The New Orleans Times-Picayune May 24, 2002


By Doug MacCash, Art Critic

Haitian artist Vidho Lorville's exhibit "Allegory of Color," on display at Wyndy Morehead Fine Arts, looks like a series of illustrations for a children's book.

The figures, buildings and landscapes in the acrylic paintings are softly brushed so that everything is feathery and dreamlike. His colors are glowing cotton-candy pastels and bright primary hues. His characters are cartoons, with large rubbery hands and feet and huge glowing eyes that in some cases are crossed for comic effect. There are princesses, white lions, cavorting monkeys and smiling faces in the clouds. Everything is permeated with a glittering rainbow light.

But like all fairy tale worlds, Lorville's paintings have their sinister side. Look for the bound hostages in the burning mansion, the masked soldiers, the lost souls hovering above the sugarcane fields, the nail stuck in a laborer's foot, the wanted posters, the warring specters and the skulls that can be found lying here and there. Even in the most buoyant of Lorville's works, danger is close at hand.

I'm no expert on Haitian art, but Lorville's crowded compositions and bright colors are reminiscent of traditional Haitian paintings. Some of his figures have the same simplified stylization of Haitian folk art as well.

But Lorville's subjects, such as ghost-like piles of car tires (in "The Tires: Man was Created to Survive"), a homeless man with his big toes tied together (in "The Patriots") and the Salvador Dali-esque voodoo allegory ("The Crossing") are far from typical.

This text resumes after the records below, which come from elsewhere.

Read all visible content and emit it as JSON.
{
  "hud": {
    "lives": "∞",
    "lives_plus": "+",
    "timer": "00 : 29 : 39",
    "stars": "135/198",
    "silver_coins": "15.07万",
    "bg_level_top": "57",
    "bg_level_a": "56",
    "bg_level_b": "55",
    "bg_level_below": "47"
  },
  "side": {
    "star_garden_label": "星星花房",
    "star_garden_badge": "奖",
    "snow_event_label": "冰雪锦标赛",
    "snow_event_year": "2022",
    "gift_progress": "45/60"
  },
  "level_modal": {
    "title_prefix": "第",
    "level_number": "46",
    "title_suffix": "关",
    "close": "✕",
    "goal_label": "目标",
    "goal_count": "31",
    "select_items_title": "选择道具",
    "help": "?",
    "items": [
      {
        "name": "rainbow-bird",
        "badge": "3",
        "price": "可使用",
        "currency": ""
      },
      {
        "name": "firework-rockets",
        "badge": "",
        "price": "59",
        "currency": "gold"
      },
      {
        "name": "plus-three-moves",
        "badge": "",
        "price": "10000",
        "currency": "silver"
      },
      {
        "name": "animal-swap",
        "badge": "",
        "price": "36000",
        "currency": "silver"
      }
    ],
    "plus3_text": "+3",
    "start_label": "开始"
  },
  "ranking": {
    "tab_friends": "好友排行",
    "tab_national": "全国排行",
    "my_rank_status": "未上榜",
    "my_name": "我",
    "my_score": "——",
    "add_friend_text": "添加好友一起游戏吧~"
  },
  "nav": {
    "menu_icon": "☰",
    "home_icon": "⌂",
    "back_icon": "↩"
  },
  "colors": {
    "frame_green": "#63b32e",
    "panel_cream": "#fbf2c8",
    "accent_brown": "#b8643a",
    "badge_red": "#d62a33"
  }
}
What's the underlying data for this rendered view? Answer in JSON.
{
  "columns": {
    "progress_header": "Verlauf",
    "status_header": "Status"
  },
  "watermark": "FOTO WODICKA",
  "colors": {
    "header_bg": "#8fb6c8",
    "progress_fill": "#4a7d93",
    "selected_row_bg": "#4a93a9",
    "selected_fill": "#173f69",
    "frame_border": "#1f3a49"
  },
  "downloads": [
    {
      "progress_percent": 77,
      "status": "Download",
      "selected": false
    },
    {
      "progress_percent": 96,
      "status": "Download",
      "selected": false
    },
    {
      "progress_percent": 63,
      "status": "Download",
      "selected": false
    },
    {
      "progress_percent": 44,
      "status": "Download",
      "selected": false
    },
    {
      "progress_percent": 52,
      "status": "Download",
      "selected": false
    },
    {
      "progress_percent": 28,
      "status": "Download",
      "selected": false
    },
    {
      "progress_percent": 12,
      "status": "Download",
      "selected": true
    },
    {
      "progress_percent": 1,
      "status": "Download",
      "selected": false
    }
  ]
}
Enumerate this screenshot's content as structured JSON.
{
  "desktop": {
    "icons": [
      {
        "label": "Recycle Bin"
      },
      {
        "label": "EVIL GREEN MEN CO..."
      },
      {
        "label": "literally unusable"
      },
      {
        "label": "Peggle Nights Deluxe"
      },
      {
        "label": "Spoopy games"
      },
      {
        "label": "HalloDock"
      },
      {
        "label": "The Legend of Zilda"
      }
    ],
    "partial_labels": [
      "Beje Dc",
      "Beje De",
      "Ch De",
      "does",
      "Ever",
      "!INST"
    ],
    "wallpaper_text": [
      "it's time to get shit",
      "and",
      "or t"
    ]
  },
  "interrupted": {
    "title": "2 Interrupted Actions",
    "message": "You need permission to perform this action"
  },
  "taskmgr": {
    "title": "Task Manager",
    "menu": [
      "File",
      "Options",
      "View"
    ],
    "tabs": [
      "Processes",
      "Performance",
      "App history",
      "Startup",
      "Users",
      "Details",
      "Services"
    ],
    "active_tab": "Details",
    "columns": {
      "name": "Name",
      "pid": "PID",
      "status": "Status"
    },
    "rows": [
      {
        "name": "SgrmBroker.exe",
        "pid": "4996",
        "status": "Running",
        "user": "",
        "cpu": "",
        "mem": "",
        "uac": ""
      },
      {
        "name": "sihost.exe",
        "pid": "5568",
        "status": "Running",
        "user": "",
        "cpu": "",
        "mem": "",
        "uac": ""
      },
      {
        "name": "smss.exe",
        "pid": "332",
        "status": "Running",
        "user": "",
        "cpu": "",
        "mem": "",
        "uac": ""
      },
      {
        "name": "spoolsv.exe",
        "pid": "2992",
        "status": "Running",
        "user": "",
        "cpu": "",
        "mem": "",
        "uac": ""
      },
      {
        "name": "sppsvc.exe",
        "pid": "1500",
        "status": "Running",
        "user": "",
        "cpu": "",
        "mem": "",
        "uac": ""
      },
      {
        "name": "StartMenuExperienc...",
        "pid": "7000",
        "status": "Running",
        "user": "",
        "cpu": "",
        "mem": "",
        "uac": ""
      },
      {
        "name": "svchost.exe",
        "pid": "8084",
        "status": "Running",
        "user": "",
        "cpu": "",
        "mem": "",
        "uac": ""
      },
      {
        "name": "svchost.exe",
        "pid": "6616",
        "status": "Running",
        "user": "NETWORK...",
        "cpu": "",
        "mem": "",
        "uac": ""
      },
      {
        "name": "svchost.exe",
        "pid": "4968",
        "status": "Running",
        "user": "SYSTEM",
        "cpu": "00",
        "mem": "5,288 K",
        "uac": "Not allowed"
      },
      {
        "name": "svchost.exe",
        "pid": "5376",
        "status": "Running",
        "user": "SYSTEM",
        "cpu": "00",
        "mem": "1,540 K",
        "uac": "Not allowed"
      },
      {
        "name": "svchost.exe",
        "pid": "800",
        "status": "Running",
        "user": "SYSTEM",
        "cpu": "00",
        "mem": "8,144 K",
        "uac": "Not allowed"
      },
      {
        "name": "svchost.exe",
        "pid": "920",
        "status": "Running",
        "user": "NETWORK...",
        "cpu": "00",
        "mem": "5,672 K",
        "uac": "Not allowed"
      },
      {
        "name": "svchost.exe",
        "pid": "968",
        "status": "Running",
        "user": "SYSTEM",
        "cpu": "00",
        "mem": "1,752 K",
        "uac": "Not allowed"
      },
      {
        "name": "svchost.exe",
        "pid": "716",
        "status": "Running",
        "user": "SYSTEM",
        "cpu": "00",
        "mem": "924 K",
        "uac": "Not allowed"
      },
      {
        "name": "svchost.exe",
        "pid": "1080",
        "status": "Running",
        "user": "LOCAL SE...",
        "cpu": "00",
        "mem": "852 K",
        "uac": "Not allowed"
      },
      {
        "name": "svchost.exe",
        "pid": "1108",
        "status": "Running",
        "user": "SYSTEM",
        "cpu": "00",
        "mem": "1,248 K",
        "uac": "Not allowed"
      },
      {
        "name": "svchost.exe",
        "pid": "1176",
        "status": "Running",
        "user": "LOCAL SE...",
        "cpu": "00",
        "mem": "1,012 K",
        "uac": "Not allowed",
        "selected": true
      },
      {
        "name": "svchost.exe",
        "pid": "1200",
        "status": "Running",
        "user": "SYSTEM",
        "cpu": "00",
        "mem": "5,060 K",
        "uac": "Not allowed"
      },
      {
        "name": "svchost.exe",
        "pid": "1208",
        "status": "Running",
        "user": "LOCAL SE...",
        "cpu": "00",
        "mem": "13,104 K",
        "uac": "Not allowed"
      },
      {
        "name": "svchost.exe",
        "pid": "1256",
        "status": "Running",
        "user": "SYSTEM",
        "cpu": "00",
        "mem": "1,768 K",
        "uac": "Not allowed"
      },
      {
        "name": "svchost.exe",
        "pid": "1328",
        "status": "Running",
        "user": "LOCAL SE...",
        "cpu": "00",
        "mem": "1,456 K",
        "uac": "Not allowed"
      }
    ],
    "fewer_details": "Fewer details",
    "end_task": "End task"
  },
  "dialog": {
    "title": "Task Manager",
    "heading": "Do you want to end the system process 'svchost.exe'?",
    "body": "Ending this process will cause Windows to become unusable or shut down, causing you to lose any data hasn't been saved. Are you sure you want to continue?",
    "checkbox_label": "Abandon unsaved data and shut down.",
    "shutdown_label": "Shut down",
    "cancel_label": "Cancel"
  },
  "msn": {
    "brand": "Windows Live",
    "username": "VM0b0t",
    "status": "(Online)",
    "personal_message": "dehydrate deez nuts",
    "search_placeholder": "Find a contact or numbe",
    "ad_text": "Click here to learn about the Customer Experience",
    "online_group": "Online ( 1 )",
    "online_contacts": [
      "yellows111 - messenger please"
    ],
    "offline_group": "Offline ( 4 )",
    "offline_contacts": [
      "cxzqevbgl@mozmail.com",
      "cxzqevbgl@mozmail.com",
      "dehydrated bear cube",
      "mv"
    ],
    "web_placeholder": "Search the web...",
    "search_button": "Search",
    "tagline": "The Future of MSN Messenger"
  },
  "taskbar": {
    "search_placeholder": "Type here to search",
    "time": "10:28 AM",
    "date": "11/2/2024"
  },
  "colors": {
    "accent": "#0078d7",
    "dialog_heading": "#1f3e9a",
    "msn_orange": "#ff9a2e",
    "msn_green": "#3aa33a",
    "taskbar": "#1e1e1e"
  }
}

Most of his paintings are quite good. A few, such as "Toy Store," "Once, Marie Laveaux Passby" and "Misericorde," are stunning.

Lorville's odd fairy-tale world, is, of course, his native Haiti (and the neighboring Dominican Republic), an island of splendor that is wracked with such persistent poverty, violence and political uncertainty that it seems to be under an evil spell. Lorville's paintings acknowledge all that, but the tone remains positive, even playful. He longs for a fairy-tale ending, and if geopolitical reality won't provide it, he'll create one of his own.


Paintings by Vidho Lorville

What: Brightly colored symbolic canvases by the Haitian artist.

Where: Wyndy Morehead Fine Art, 3926 Magazine St., 269-8333.

When: Mon-Sat, 10 a.m. to 5:30, through May 29.

Prices: $700 to $2,200.

© The Times-Picayune.